**Exercise brief**. Please filter the entries for the word "icon" and copy every line that has it.

*** Data for this exercise Section Begins ***

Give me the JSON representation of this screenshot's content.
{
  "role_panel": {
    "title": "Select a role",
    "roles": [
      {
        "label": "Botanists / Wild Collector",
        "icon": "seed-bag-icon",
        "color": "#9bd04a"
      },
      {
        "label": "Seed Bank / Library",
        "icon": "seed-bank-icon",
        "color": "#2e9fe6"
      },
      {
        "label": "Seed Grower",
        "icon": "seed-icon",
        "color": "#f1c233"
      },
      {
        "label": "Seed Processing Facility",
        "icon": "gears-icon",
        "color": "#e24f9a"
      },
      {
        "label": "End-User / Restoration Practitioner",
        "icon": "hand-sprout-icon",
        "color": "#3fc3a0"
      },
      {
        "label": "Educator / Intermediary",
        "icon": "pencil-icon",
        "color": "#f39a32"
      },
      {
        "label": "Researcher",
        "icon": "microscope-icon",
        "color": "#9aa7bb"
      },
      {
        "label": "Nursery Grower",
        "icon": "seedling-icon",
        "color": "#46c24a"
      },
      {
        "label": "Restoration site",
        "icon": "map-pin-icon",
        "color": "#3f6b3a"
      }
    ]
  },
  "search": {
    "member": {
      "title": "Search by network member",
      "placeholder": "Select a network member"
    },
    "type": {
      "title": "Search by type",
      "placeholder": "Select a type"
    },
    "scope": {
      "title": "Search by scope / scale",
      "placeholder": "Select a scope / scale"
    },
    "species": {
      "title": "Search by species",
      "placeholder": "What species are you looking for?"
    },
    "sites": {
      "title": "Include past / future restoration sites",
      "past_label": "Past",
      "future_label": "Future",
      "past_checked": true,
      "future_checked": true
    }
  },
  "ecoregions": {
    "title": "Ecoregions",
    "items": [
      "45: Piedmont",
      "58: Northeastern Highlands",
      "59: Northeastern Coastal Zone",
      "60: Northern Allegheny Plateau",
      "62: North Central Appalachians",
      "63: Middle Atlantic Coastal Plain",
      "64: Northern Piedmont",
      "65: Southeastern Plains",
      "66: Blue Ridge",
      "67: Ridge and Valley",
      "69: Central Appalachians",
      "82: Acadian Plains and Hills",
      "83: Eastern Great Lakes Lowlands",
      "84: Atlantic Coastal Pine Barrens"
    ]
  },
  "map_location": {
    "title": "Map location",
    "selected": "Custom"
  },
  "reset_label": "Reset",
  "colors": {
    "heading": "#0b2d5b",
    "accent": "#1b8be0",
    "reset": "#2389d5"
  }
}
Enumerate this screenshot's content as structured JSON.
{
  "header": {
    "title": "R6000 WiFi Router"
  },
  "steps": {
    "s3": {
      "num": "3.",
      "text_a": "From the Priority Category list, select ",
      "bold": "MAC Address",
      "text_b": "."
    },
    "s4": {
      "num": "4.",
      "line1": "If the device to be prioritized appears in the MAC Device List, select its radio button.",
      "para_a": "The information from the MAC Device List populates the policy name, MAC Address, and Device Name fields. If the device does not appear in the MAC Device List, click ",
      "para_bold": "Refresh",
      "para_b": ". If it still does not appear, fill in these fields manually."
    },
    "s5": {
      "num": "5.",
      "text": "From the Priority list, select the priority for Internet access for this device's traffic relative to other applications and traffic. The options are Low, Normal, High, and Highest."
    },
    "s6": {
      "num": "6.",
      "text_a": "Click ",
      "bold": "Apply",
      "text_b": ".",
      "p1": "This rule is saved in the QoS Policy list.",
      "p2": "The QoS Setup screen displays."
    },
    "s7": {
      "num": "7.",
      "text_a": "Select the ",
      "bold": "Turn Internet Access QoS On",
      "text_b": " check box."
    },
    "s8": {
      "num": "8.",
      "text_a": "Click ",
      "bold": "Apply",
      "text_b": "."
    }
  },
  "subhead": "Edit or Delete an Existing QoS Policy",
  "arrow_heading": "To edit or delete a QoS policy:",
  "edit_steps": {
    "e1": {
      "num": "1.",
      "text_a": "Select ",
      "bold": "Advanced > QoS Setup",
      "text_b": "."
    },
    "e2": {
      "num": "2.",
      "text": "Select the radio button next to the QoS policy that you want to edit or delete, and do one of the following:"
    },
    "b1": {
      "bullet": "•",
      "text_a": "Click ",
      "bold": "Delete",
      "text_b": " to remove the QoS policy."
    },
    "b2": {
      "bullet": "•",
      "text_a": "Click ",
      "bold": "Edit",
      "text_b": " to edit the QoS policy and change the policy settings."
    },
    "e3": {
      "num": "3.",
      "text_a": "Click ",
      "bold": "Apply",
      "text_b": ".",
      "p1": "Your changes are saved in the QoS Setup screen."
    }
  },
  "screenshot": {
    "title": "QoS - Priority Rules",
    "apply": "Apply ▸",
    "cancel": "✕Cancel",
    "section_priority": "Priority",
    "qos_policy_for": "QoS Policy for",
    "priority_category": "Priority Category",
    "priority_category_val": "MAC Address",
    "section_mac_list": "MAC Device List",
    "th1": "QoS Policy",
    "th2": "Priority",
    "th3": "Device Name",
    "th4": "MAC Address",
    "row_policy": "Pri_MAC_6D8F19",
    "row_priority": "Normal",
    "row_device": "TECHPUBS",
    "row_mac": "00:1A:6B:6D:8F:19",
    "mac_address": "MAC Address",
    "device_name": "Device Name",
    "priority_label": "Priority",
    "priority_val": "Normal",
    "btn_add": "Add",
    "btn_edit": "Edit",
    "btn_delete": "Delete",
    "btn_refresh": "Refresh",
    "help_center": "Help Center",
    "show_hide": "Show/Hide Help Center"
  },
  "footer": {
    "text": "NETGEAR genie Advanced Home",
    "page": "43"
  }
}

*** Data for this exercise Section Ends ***

**Response area**.
        "icon": "seed-bag-icon",
        "icon": "seed-bank-icon",
        "icon": "seed-icon",
        "icon": "gears-icon",
        "icon": "hand-sprout-icon",
        "icon": "pencil-icon",
        "icon": "microscope-icon",
        "icon": "seedling-icon",
        "icon": "map-pin-icon",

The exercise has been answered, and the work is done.